(Data about app and page elements)
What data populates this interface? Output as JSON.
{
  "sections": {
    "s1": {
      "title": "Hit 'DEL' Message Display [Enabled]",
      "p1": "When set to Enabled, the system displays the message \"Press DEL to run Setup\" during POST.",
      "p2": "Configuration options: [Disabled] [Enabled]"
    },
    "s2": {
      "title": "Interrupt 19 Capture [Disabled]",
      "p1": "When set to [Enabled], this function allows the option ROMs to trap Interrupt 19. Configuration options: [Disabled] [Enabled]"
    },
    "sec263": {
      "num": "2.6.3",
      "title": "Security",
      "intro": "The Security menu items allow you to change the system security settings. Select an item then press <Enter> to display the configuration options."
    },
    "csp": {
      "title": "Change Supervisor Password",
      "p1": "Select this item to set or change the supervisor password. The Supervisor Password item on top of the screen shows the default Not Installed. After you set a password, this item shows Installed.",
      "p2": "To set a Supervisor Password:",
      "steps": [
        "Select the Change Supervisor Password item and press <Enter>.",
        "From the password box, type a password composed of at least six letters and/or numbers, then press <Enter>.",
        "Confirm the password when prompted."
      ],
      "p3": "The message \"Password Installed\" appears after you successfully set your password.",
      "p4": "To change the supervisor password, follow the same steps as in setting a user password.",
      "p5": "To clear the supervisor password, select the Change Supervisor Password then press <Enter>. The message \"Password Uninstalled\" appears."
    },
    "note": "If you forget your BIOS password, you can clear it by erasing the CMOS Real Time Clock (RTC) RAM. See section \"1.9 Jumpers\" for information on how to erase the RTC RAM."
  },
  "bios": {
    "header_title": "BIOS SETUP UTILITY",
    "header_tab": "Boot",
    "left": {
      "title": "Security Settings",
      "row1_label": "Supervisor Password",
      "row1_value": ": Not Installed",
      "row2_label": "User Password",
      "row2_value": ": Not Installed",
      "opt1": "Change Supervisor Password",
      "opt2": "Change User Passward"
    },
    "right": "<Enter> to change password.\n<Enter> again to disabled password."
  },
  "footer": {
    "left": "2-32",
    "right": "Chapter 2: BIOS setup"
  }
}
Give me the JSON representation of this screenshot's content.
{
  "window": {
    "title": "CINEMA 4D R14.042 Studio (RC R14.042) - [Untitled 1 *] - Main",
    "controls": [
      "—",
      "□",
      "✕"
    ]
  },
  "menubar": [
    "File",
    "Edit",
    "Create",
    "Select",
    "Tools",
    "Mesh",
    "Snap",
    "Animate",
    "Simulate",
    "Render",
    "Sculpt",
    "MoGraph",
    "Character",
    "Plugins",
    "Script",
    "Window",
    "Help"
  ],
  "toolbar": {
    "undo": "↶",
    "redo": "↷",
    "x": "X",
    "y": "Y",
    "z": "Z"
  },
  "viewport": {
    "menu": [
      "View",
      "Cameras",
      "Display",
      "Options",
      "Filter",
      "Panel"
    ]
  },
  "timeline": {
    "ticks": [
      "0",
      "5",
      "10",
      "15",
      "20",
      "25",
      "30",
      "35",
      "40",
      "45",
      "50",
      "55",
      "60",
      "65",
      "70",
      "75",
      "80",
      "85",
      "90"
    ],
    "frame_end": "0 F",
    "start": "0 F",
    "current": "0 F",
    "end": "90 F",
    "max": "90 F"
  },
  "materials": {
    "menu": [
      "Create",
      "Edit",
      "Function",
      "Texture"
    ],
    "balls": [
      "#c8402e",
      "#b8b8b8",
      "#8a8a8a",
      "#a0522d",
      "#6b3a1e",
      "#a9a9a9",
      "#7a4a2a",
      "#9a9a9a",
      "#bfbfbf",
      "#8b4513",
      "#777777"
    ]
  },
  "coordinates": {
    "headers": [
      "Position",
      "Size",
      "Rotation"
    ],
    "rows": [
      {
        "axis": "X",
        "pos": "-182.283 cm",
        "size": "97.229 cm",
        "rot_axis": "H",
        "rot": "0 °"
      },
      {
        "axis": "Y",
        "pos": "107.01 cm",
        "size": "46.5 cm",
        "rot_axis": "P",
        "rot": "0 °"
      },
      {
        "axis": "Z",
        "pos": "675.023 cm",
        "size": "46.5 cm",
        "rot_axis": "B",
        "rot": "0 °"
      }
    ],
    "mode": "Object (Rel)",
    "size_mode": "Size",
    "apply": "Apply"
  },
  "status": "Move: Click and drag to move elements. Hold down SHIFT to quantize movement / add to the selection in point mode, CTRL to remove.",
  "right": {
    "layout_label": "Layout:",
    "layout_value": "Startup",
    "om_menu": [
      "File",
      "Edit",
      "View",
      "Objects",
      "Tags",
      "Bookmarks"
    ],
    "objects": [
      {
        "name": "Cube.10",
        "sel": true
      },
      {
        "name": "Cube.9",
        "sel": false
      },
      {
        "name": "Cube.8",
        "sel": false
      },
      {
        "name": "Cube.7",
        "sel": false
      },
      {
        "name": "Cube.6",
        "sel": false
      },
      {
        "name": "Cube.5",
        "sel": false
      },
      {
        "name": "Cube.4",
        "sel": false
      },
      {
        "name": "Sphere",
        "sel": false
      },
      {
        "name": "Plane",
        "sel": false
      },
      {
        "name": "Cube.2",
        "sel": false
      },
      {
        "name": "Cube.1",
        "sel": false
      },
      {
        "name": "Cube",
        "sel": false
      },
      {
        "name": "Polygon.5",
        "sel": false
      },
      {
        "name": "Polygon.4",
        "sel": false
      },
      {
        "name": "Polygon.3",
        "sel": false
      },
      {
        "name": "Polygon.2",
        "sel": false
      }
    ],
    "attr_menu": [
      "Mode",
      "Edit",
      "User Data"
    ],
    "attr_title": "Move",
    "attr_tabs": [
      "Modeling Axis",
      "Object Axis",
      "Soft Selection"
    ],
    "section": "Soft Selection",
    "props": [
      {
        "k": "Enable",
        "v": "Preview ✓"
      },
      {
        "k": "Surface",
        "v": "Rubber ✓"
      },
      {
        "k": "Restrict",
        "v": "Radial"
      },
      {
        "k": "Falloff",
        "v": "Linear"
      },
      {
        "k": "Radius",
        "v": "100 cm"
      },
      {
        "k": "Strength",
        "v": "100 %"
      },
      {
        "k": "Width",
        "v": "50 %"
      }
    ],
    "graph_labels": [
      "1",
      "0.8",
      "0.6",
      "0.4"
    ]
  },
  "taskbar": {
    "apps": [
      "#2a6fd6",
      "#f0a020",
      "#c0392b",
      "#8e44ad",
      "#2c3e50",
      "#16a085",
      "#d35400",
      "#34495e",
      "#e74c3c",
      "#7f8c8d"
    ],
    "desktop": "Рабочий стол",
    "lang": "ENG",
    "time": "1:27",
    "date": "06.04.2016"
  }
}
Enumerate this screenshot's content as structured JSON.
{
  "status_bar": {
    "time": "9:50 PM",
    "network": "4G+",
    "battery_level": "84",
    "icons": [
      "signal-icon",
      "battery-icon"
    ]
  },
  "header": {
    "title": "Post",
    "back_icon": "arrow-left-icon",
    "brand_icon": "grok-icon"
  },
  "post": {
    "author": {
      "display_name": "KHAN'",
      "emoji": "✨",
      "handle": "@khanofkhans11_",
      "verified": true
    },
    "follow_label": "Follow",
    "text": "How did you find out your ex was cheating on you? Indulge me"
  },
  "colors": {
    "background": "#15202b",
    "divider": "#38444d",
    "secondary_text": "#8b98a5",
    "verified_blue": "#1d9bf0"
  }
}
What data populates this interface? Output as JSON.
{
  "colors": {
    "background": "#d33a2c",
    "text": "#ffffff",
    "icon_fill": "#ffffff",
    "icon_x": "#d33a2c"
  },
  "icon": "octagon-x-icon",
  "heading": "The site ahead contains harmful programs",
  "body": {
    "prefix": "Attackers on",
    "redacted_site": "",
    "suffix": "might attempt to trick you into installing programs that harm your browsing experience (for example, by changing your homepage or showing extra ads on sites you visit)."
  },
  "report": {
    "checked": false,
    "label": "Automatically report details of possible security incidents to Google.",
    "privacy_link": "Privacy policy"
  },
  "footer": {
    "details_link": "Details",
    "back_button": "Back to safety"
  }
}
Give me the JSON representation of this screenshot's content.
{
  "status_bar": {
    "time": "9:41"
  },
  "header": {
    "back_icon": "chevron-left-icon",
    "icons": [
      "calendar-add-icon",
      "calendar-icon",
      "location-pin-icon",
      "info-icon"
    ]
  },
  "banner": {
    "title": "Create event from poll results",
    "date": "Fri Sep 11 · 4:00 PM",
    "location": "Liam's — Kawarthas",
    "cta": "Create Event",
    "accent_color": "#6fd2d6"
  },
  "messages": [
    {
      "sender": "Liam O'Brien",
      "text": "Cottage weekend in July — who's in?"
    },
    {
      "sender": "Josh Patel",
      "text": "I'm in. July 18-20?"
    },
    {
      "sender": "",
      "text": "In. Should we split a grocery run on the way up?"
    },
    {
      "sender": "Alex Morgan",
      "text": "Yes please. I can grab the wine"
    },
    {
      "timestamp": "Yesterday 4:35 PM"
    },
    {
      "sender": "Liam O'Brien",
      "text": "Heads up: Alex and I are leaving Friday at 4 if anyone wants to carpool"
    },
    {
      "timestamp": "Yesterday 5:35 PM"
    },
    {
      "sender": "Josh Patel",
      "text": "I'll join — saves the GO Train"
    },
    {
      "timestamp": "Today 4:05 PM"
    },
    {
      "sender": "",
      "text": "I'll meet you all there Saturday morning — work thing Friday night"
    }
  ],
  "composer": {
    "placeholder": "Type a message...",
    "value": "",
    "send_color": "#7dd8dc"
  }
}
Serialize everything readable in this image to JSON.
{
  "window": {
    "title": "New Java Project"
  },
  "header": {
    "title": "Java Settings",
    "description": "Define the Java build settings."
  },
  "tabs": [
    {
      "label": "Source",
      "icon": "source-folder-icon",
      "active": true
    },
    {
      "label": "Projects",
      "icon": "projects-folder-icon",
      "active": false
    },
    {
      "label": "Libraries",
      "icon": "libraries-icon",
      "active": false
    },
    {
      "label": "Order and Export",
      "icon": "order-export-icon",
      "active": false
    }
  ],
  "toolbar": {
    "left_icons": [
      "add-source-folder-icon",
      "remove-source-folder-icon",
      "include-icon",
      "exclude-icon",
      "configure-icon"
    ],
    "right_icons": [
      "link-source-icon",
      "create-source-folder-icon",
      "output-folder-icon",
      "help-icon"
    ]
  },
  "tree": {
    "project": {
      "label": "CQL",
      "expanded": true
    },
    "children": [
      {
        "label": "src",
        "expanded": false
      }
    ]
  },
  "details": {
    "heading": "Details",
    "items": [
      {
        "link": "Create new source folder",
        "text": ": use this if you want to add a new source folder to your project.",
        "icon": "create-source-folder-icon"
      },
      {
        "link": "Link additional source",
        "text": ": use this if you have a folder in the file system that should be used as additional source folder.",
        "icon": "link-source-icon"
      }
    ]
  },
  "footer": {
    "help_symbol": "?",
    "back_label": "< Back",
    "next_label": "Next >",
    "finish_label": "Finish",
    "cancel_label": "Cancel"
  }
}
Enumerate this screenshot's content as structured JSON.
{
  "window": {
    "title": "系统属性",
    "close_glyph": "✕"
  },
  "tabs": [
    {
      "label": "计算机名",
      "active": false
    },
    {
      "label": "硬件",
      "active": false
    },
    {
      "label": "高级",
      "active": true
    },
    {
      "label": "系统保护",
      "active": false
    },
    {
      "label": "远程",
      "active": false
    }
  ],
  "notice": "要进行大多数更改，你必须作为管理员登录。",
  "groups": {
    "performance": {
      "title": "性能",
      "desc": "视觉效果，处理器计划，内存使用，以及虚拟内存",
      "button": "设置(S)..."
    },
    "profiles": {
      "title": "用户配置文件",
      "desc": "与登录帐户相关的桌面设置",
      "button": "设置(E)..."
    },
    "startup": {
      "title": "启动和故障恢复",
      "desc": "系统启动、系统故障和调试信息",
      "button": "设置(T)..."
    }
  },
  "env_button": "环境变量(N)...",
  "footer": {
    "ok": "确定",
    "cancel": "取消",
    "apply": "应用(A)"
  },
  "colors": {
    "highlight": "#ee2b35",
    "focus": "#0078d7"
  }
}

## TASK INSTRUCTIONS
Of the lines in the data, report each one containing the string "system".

## ANSWER TO THIS TASK
      "p1": "When set to Enabled, the system displays the message \"Press DEL to run Setup\" during POST.",
      "intro": "The Security menu items allow you to change the system security settings. Select an item then press <Enter> to display the configuration options."
        "text": ": use this if you have a folder in the file system that should be used as additional source folder.",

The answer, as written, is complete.